“His support among fans in Hong Kong is bone dry because of the controversial beliefs he holds—that people here and in Taiwan belong to mainland China and therefore, do not deserve freedom,” the Twitter page told VICE News. “His words are unfathomable and unforgivable.”
“The recent events in Hong Kong are sad and depressing,” Chan said. “Hong Kong and China are my birthplaces and my home. China is my country and I love my country.”
Most recently, Chan voiced his support for the controversial national security law imposed on Hong Kong by China. The law bans all forms of secession, subversion, terrorism, and collusion with a foreign country, and threatens a maximum penalty of life in prison.
Chan added his signature to a group statement that read: “We fully understand the importance of safeguarding national security for Hong Kong and support the decision of the National People’s Congress on Hong Kong’s national security law.”
In response, Hong Kong and Taiwanese netizens were quick to label him “a two-faced scumbag” and “a deviant traitor”.
“Instead of raising awareness and safeguarding Hong Kong’s security and core values, Cheng Long rides on his political status with mainland China,” Lo Kin-hei, vice-chairman of Hong Kong’s Democratic Party, told VICE News.
“He may have been well-liked and respected as an actor in the 1980s and 1990s but things have changed. There is a lot of hatred for him in Hong Kong now and he is no longer in any position to accurately represent our city and its people.”
Chan was also the subject of a political art campaign by popular Chinese-Australian artist Badiucao.
“When you stand with the Chinese government, you stand with violence, censorship, concentration camps and ethnic cleansing,” the political cartoonist told VICE News.
“Jackie Chan is one of Hong Kong’s biggest names. He has a social responsibility to speak out about what’s happening in his home city but instead, he defends Beijing-backed violence and police brutality. Cheng Long may be an idol to many Chinese people but he is misusing his fame and influence by allying with the Communist Party to betray not only Hong Kong but himself.”
The artist added: “Democracy helps artists by giving us the freedom to create work. Jackie Chan is an enemy of democracy.”

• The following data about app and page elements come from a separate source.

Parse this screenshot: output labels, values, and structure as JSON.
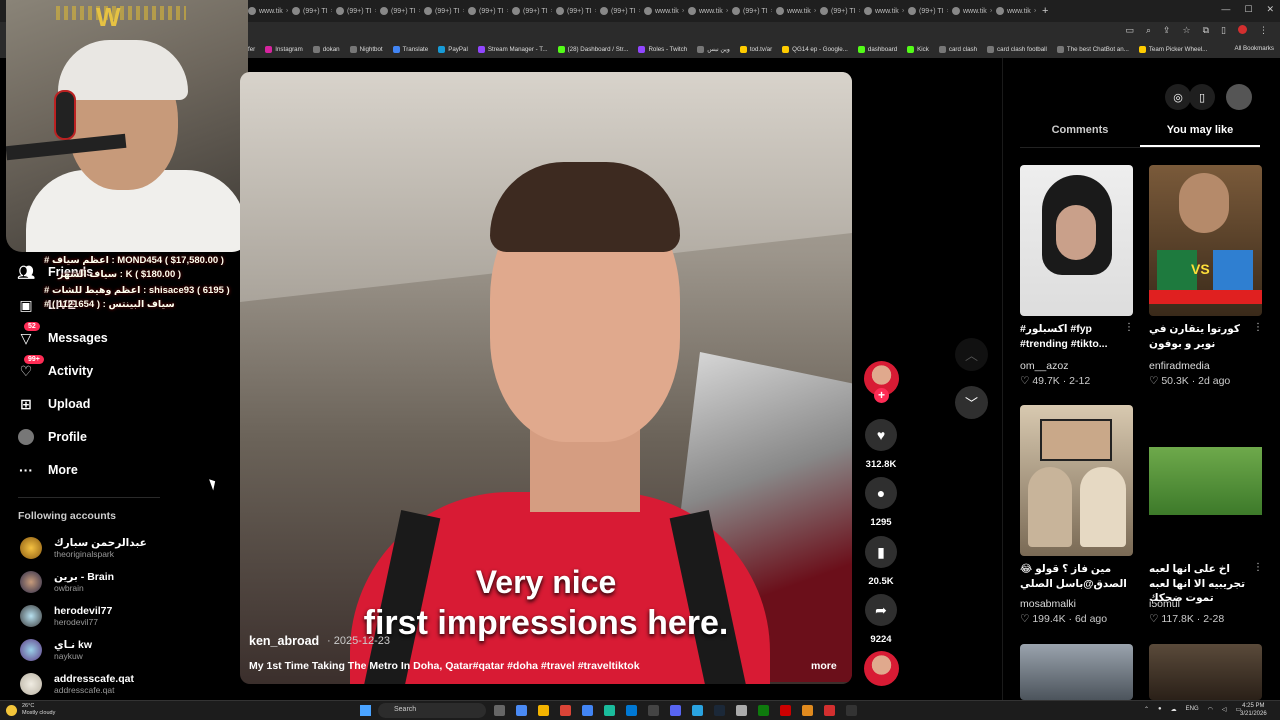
{
  "browser": {
    "tabs": [
      "www.tik",
      "(99+) TI",
      "(99+) TI",
      "(99+) TI",
      "(99+) TI",
      "(99+) TI",
      "(99+) TI",
      "(99+) TI",
      "(99+) TI",
      "www.tik",
      "www.tik",
      "(99+) TI",
      "www.tik",
      "(99+) TI",
      "www.tik",
      "(99+) TI",
      "www.tik",
      "www.tik"
    ],
    "new_tab": "+",
    "bookmarks": [
      "Instagram",
      "dokan",
      "Nightbot",
      "Translate",
      "PayPal",
      "Stream Manager - T...",
      "(28) Dashboard / Str...",
      "Roles - Twitch",
      "وين نبس",
      "tod.tv/ar",
      "QG14 ep - Google...",
      "dashboard",
      "Kick",
      "card clash",
      "card clash football",
      "The best ChatBot an...",
      "Team Picker Wheel..."
    ],
    "all_bookmarks": "All Bookmarks"
  },
  "overlay": {
    "line1": "# اعظم سياف : MOND454 ( $17,580.00 )",
    "line2": "سياف الشهر : K ( $180.00 )",
    "line3": "# اعظم وهيط للشات : shisace93 ( 6195 )",
    "line4": "# سياف البينتس : ( 1121654 )"
  },
  "nav": {
    "friends": "Friends",
    "live": "LIVE",
    "messages": "Messages",
    "messages_badge": "52",
    "activity": "Activity",
    "activity_badge": "99+",
    "upload": "Upload",
    "profile": "Profile",
    "more": "More"
  },
  "following": {
    "title": "Following accounts",
    "accounts": [
      {
        "name": "عبدالرحمن سبارك",
        "handle": "theoriginalspark"
      },
      {
        "name": "برين - Brain",
        "handle": "owbrain"
      },
      {
        "name": "herodevil77",
        "handle": "herodevil77"
      },
      {
        "name": "نـاي kw",
        "handle": "naykuw"
      },
      {
        "name": "addresscafe.qat",
        "handle": "addresscafe.qat"
      }
    ]
  },
  "video": {
    "caption_line1": "Very nice",
    "caption_line2": "first impressions here.",
    "author": "ken_abroad",
    "date": "· 2025-12-23",
    "description": "My 1st Time Taking The Metro In Doha, Qatar#qatar #doha #travel #traveltiktok",
    "more": "more"
  },
  "actions": {
    "follow": "+",
    "likes": "312.8K",
    "comments": "1295",
    "saves": "20.5K",
    "shares": "9224"
  },
  "right_panel": {
    "tab_comments": "Comments",
    "tab_you_may_like": "You may like",
    "cards": [
      {
        "title": "#اكسبلور #fyp #trending #tikto...",
        "author": "om__azoz",
        "likes": "49.7K",
        "date": "2-12"
      },
      {
        "title": "كورتوا يتقارن في نوير و بوفون",
        "author": "enfiradmedia",
        "likes": "50.3K",
        "date": "2d ago"
      },
      {
        "title": "😂 مين فاز ؟ قولو الصدق@باسل الصلي",
        "author": "mosabmalki",
        "likes": "199.4K",
        "date": "6d ago"
      },
      {
        "title": "اخ على انها لعبه تجريبيه الا انها لعبه تموت ضحكك",
        "author": "i5omul",
        "likes": "117.8K",
        "date": "2-28"
      }
    ]
  },
  "taskbar": {
    "temp": "26°C",
    "weather": "Mostly cloudy",
    "search": "Search",
    "lang": "ENG",
    "time": "4:25 PM",
    "date": "3/21/2026"
  },
  "colors": {
    "accent": "#fe2c55",
    "background": "#000000",
    "panel": "#2f2f2f"
  }
}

The mainland Chinese market is a lucrative one that wields power and influence over Hollywood. To anger China would mean paying the price with one’s career, John Lee, a senior fellow at the Hudson Institute in Washington, D.C., and an adjunct professor at the U.S. Studies Center in Sydney, Australia previously told VICE News.
“There are potentially serious commercial consequences for celebrities and entertainment executives who make sensitive comments that are deemed as being critical of China and the Communist Party,” Lee said.
“China’s box office revenue is valued at almost $10 billion, which makes it the second-largest in the world after the United States and there are estimates that this figure will even double,” he added. “Mainland Chinese audiences are also a highly influential market that the U.S. and other regional film industries are all seeking to expand into.”
The turbulent anti-government protests that have roiled Hong Kong for years have also split its entertainment industry.
Celebrity figures like Chan and Ip Man star Donnie Yen, who is featured in the upcoming Disney live-action reboot of Mulan, are rewarded for loyalty in promoting China and the Communist Party. But fellow veteran Hong Kong stars like actor Chow Yun-fat and Cantopop singer Denise Ho, who have thrown their support behind the Hong Kong pro-democracy movement, have paid the price with their careers.
“There is a sense of betrayal and hypocrisy, given that Jackie was born in Hong Kong and presumably enjoyed the freedoms that the territory offered,” Lee told VICE News.
“This benefitted his career greatly,” Lee added. “But today he articulates the same propaganda messages as the Chinese government on highly sensitive and political issues, emphasizing the importance of patriotism and stability rather than freedom and democracy.”
Representatives for Chan did not immediately respond to VICE News for this story.